#### WHAT IS NEEDED
Without including any pictures, give back all of the data exactly.

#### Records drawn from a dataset
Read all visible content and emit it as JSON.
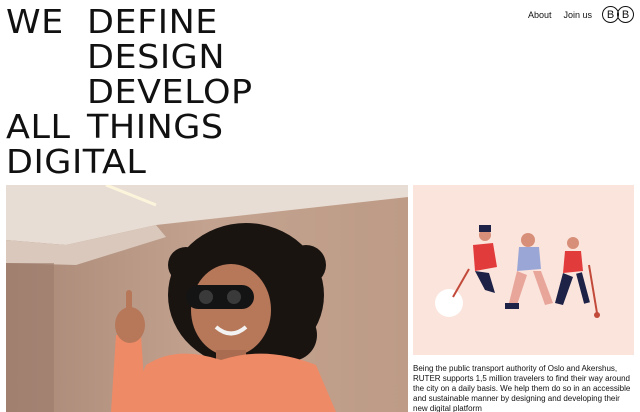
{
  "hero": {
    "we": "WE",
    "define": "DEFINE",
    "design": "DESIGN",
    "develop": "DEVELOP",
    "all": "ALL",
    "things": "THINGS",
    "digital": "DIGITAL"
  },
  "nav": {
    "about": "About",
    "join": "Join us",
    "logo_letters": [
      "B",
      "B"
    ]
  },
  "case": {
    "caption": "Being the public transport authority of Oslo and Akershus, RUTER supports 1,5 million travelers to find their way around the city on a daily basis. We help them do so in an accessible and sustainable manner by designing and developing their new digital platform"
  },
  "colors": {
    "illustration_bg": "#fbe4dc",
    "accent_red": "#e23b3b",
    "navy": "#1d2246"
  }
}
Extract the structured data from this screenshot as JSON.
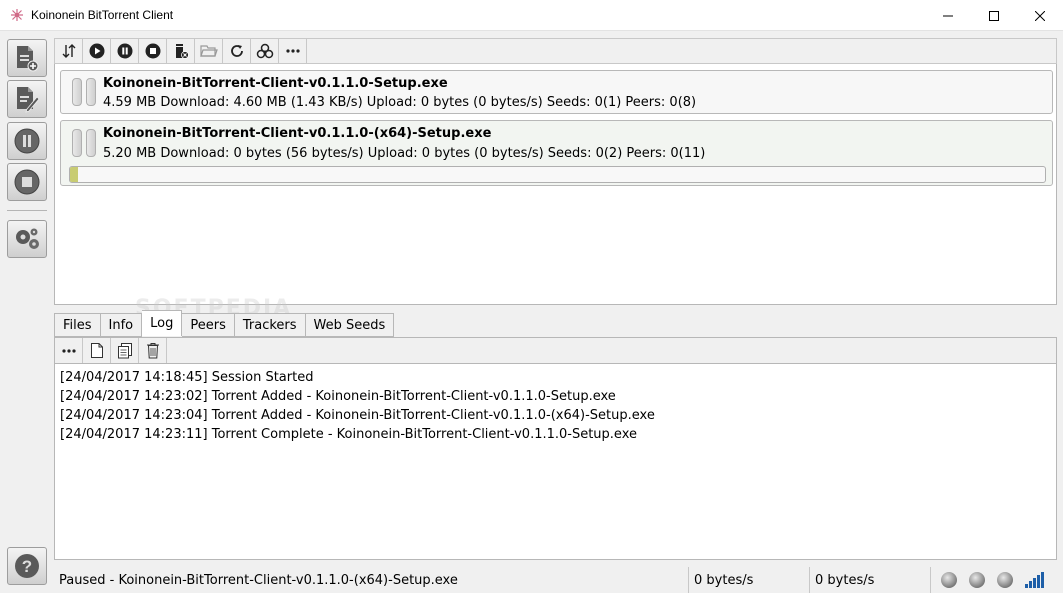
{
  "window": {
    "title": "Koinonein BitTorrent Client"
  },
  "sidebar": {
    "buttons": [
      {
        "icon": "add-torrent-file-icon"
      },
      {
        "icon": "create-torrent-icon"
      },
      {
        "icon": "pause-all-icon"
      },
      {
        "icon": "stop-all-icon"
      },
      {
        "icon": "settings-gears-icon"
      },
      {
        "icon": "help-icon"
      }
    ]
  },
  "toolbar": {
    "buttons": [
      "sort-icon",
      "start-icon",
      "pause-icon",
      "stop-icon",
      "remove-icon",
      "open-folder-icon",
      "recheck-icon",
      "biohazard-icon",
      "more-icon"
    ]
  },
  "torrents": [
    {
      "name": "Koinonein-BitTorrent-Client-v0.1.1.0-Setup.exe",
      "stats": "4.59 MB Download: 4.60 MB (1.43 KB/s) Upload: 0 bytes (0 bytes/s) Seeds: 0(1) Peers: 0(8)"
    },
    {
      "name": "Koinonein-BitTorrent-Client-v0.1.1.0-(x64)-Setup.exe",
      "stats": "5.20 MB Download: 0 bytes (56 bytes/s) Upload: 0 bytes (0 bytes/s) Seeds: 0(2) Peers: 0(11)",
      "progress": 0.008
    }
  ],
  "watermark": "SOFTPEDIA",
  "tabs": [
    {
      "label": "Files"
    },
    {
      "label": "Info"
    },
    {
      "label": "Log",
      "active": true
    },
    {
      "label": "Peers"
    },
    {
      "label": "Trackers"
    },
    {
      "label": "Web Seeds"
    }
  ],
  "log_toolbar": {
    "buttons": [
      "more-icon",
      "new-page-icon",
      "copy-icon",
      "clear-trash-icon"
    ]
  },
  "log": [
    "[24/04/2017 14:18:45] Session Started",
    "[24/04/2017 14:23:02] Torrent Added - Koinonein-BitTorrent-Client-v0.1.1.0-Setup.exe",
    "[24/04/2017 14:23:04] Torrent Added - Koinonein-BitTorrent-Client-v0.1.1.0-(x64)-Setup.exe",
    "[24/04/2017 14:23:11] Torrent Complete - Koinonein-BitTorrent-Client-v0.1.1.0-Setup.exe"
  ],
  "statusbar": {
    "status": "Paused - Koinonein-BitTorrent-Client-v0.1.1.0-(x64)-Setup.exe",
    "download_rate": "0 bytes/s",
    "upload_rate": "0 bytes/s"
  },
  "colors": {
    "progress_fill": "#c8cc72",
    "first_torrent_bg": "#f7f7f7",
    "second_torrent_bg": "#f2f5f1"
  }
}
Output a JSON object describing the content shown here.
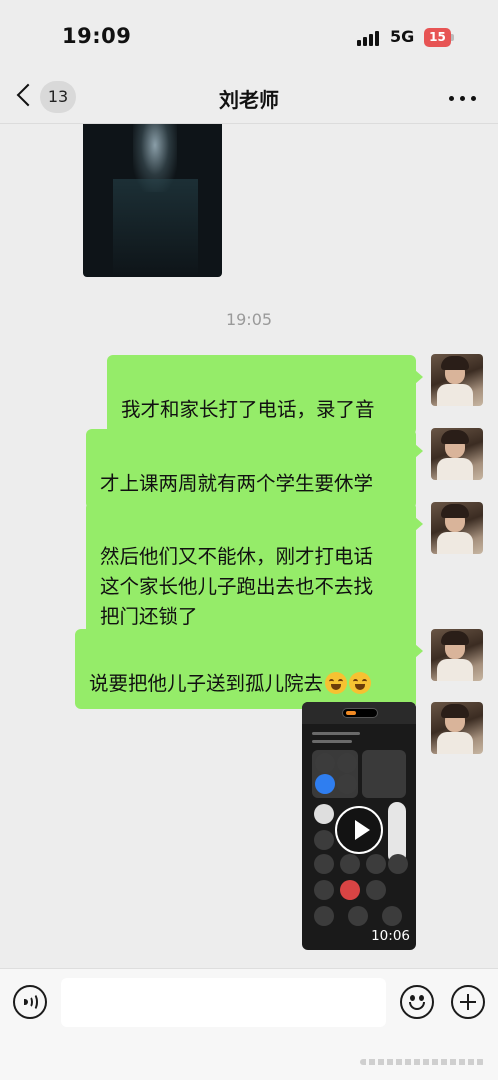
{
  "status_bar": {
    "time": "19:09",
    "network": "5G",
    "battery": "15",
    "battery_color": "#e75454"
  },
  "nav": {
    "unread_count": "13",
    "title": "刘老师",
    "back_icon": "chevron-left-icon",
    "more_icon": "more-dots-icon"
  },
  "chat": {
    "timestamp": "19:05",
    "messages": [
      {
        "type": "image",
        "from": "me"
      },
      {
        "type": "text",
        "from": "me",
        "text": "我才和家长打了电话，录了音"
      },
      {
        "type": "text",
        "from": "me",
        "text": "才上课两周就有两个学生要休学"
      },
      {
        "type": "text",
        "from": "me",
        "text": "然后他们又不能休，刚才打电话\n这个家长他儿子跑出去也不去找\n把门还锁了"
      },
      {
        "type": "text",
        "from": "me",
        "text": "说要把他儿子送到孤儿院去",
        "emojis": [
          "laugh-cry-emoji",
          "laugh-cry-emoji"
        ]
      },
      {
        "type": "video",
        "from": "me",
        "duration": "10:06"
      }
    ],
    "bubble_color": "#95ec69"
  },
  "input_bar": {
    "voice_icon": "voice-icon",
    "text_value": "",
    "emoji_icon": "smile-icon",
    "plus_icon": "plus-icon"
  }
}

#### SOLUTION FOR THIS PROBLEM
Read all visible content and emit it as JSON.
{
  "hero": {
    "we": "WE",
    "define": "DEFINE",
    "design": "DESIGN",
    "develop": "DEVELOP",
    "all": "ALL",
    "things": "THINGS",
    "digital": "DIGITAL"
  },
  "nav": {
    "about": "About",
    "join": "Join us",
    "logo_letters": [
      "B",
      "B"
    ]
  },
  "case": {
    "caption": "Being the public transport authority of Oslo and Akershus, RUTER supports 1,5 million travelers to find their way around the city on a daily basis. We help them do so in an accessible and sustainable manner by designing and developing their new digital platform"
  },
  "colors": {
    "illustration_bg": "#fbe4dc",
    "accent_red": "#e23b3b",
    "navy": "#1d2246"
  }
}
Extract the structured data from this screenshot as JSON.
{
  "window": {
    "title": "Koinonein BitTorrent Client"
  },
  "sidebar": {
    "buttons": [
      {
        "icon": "add-torrent-file-icon"
      },
      {
        "icon": "create-torrent-icon"
      },
      {
        "icon": "pause-all-icon"
      },
      {
        "icon": "stop-all-icon"
      },
      {
        "icon": "settings-gears-icon"
      },
      {
        "icon": "help-icon"
      }
    ]
  },
  "toolbar": {
    "buttons": [
      "sort-icon",
      "start-icon",
      "pause-icon",
      "stop-icon",
      "remove-icon",
      "open-folder-icon",
      "recheck-icon",
      "biohazard-icon",
      "more-icon"
    ]
  },
  "torrents": [
    {
      "name": "Koinonein-BitTorrent-Client-v0.1.1.0-Setup.exe",
      "stats": "4.59 MB Download: 4.60 MB (1.43 KB/s) Upload: 0 bytes (0 bytes/s) Seeds: 0(1) Peers: 0(8)"
    },
    {
      "name": "Koinonein-BitTorrent-Client-v0.1.1.0-(x64)-Setup.exe",
      "stats": "5.20 MB Download: 0 bytes (56 bytes/s) Upload: 0 bytes (0 bytes/s) Seeds: 0(2) Peers: 0(11)",
      "progress": 0.008
    }
  ],
  "watermark": "SOFTPEDIA",
  "tabs": [
    {
      "label": "Files"
    },
    {
      "label": "Info"
    },
    {
      "label": "Log",
      "active": true
    },
    {
      "label": "Peers"
    },
    {
      "label": "Trackers"
    },
    {
      "label": "Web Seeds"
    }
  ],
  "log_toolbar": {
    "buttons": [
      "more-icon",
      "new-page-icon",
      "copy-icon",
      "clear-trash-icon"
    ]
  },
  "log": [
    "[24/04/2017 14:18:45] Session Started",
    "[24/04/2017 14:23:02] Torrent Added - Koinonein-BitTorrent-Client-v0.1.1.0-Setup.exe",
    "[24/04/2017 14:23:04] Torrent Added - Koinonein-BitTorrent-Client-v0.1.1.0-(x64)-Setup.exe",
    "[24/04/2017 14:23:11] Torrent Complete - Koinonein-BitTorrent-Client-v0.1.1.0-Setup.exe"
  ],
  "statusbar": {
    "status": "Paused - Koinonein-BitTorrent-Client-v0.1.1.0-(x64)-Setup.exe",
    "download_rate": "0 bytes/s",
    "upload_rate": "0 bytes/s"
  },
  "colors": {
    "progress_fill": "#c8cc72",
    "first_torrent_bg": "#f7f7f7",
    "second_torrent_bg": "#f2f5f1"
  }
}
Output a JSON object describing the content shown here.
{
  "status_bar": {
    "time": "19:09",
    "network": "5G",
    "battery": "15",
    "battery_color": "#e75454"
  },
  "nav": {
    "unread_count": "13",
    "title": "刘老师",
    "back_icon": "chevron-left-icon",
    "more_icon": "more-dots-icon"
  },
  "chat": {
    "timestamp": "19:05",
    "messages": [
      {
        "type": "image",
        "from": "me"
      },
      {
        "type": "text",
        "from": "me",
        "text": "我才和家长打了电话，录了音"
      },
      {
        "type": "text",
        "from": "me",
        "text": "才上课两周就有两个学生要休学"
      },
      {
        "type": "text",
        "from": "me",
        "text": "然后他们又不能休，刚才打电话\n这个家长他儿子跑出去也不去找\n把门还锁了"
      },
      {
        "type": "text",
        "from": "me",
        "text": "说要把他儿子送到孤儿院去",
        "emojis": [
          "laugh-cry-emoji",
          "laugh-cry-emoji"
        ]
      },
      {
        "type": "video",
        "from": "me",
        "duration": "10:06"
      }
    ],
    "bubble_color": "#95ec69"
  },
  "input_bar": {
    "voice_icon": "voice-icon",
    "text_value": "",
    "emoji_icon": "smile-icon",
    "plus_icon": "plus-icon"
  }
}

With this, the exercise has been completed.